Shane Mosley and Mike Tyson each had an off week.
Mosley walked into the ring drowsy Saturday night and woke up when Vernon Forrest started firing straight right hands into his chin and forehead.
Helped back to his corner by the referee after being knocked down twice in the second round, Mosley displayed a granite jaw and lasted 12 rounds against a lethally accurate Forrest. Although Mosley was inexplicably listed as possessing an inch and a half reach advantage, it became clear early that Forrest was longer, stronger inside and surprisingly sharp defensively.
Time after time, Mosley lunged and rushed toward Forrest rather than jab his way in and rake Forrest’s ribs with left hooks. Patiently, Forrest fended off Mosley’s charges and glazed his eyes with brutal uppercuts in close.

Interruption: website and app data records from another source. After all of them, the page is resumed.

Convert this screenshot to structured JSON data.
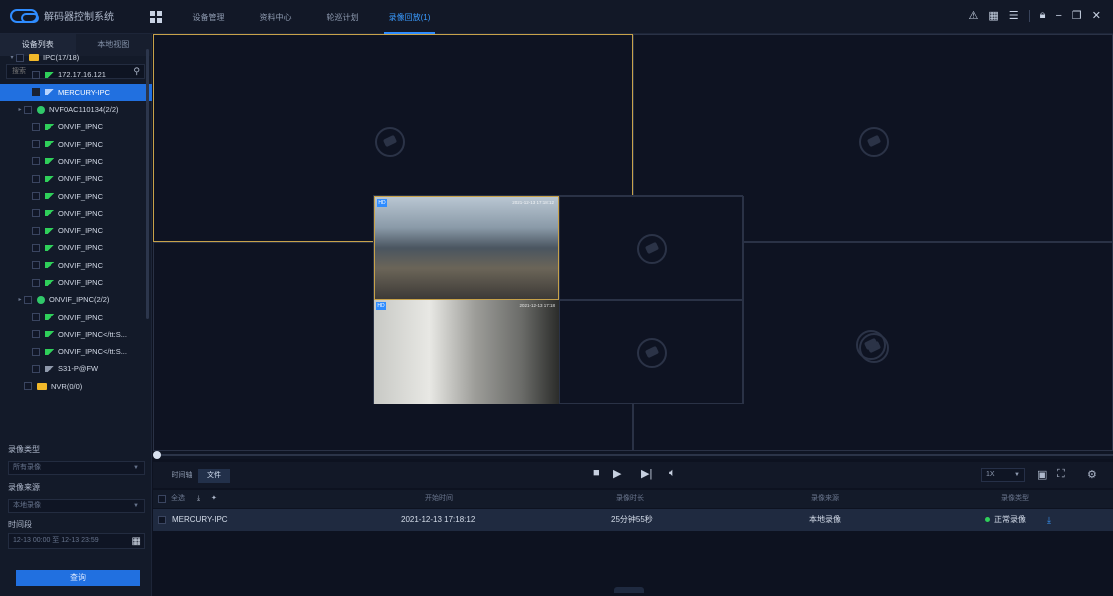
{
  "app": {
    "title": "解码器控制系统"
  },
  "nav": {
    "tabs": [
      "设备管理",
      "资料中心",
      "轮巡计划",
      "录像回放(1)"
    ]
  },
  "sidebar": {
    "tabs": [
      "设备列表",
      "本地视图"
    ],
    "search_placeholder": "搜索",
    "tree": [
      {
        "label": "IPC(17/18)",
        "type": "folder",
        "caret": "▾",
        "indent": 0
      },
      {
        "label": "172.17.16.121",
        "type": "cam",
        "indent": 2
      },
      {
        "label": "MERCURY-IPC",
        "type": "cam",
        "indent": 2,
        "selected": true
      },
      {
        "label": "NVF0AC110134(2/2)",
        "type": "nvr",
        "caret": "▸",
        "indent": 1
      },
      {
        "label": "ONVIF_IPNC",
        "type": "cam",
        "indent": 2
      },
      {
        "label": "ONVIF_IPNC",
        "type": "cam",
        "indent": 2
      },
      {
        "label": "ONVIF_IPNC",
        "type": "cam",
        "indent": 2
      },
      {
        "label": "ONVIF_IPNC",
        "type": "cam",
        "indent": 2
      },
      {
        "label": "ONVIF_IPNC",
        "type": "cam",
        "indent": 2
      },
      {
        "label": "ONVIF_IPNC",
        "type": "cam",
        "indent": 2
      },
      {
        "label": "ONVIF_IPNC",
        "type": "cam",
        "indent": 2
      },
      {
        "label": "ONVIF_IPNC",
        "type": "cam",
        "indent": 2
      },
      {
        "label": "ONVIF_IPNC",
        "type": "cam",
        "indent": 2
      },
      {
        "label": "ONVIF_IPNC",
        "type": "cam",
        "indent": 2
      },
      {
        "label": "ONVIF_IPNC(2/2)",
        "type": "nvr",
        "caret": "▸",
        "indent": 1
      },
      {
        "label": "ONVIF_IPNC",
        "type": "cam",
        "indent": 2
      },
      {
        "label": "ONVIF_IPNC</tt:S...",
        "type": "cam",
        "indent": 2
      },
      {
        "label": "ONVIF_IPNC</tt:S...",
        "type": "cam",
        "indent": 2
      },
      {
        "label": "S31-P@FW",
        "type": "cam-gray",
        "indent": 2
      },
      {
        "label": "NVR(0/0)",
        "type": "folder",
        "indent": 1
      }
    ],
    "record_type_label": "录像类型",
    "record_type_value": "所有录像",
    "record_source_label": "录像来源",
    "record_source_value": "本地录像",
    "time_label": "时间段",
    "time_value": "12-13 00:00 至 12-13 23:59",
    "query_label": "查询"
  },
  "video": {
    "badge": "HD",
    "osd_top": "2021-12-13 17:18:12",
    "osd_bottom": "2021-12-13 17:18"
  },
  "controls": {
    "mode_tabs": [
      "时间轴",
      "文件"
    ],
    "speed": "1X"
  },
  "table": {
    "select_all": "全选",
    "headers": [
      "开始时间",
      "录像时长",
      "录像来源",
      "录像类型"
    ],
    "rows": [
      {
        "name": "MERCURY-IPC",
        "start": "2021-12-13 17:18:12",
        "duration": "25分钟55秒",
        "source": "本地录像",
        "type": "正常录像"
      }
    ]
  }
}
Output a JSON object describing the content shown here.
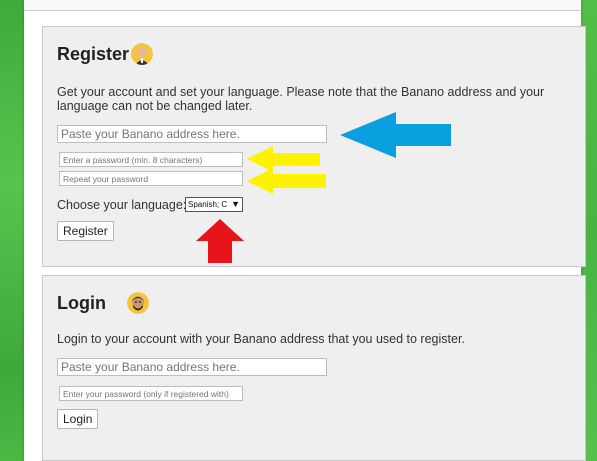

In the sixth and seventh rounds, Mosley seemed to compose himself, but Forrest weathered the few combinations Mosley put together. In the 10th round, Forrest staggered Mosley again. That Mosley survived to the final bell is a testament to his pride and holding skills.
For Mosley, considered by some the top pound-for-pound fighter in boxing, a return to the disciplined-attacking style shown in his come-from-behind victory against Oscar de la Hoya is in order.
Roy Jones can get away with leading with his chin and letting his hands go because nobody in the light heavyweight division has the skill and speed to properly greet him as he rushes in. Forrest, de la Hoya, Fernando Vargas, Felix Trinidad, Ike Quartey (if he’s still alive out there somewhere), all of these fighters are quite capable of cutting Mosley down when he gets cute.
Speaking of cute, Gentleman Mike Tyson is back in the news. Yes, I know, none of you had heard. The irrepressible Tyson decided to get a little live sparring in with Lennox Lewis before their scheduled bout in April.
From all the commentary on Tyson’s alleged biting of Lewis and whether the fight should go on, I especially liked Friday Night Fights with Max Kellerman’s personal appeal to Tyson. Kellerman basically begged Tyson to get his head together so that he would have some sort of life after boxing, where he could grow old and be happy.
It got me thinking. What have we, as people in Mike Tyson’s global village, done to prepare him for life after boxing? He needs direction. He needs counseling. He needs suggestions on what to do after retirement.
Tyson could open a mosque. “Pwaise be to Allah.” Or work with kids. Or eat children. Or eat Islamic children.
Now that I think of it, maybe there aren’t a lot of options.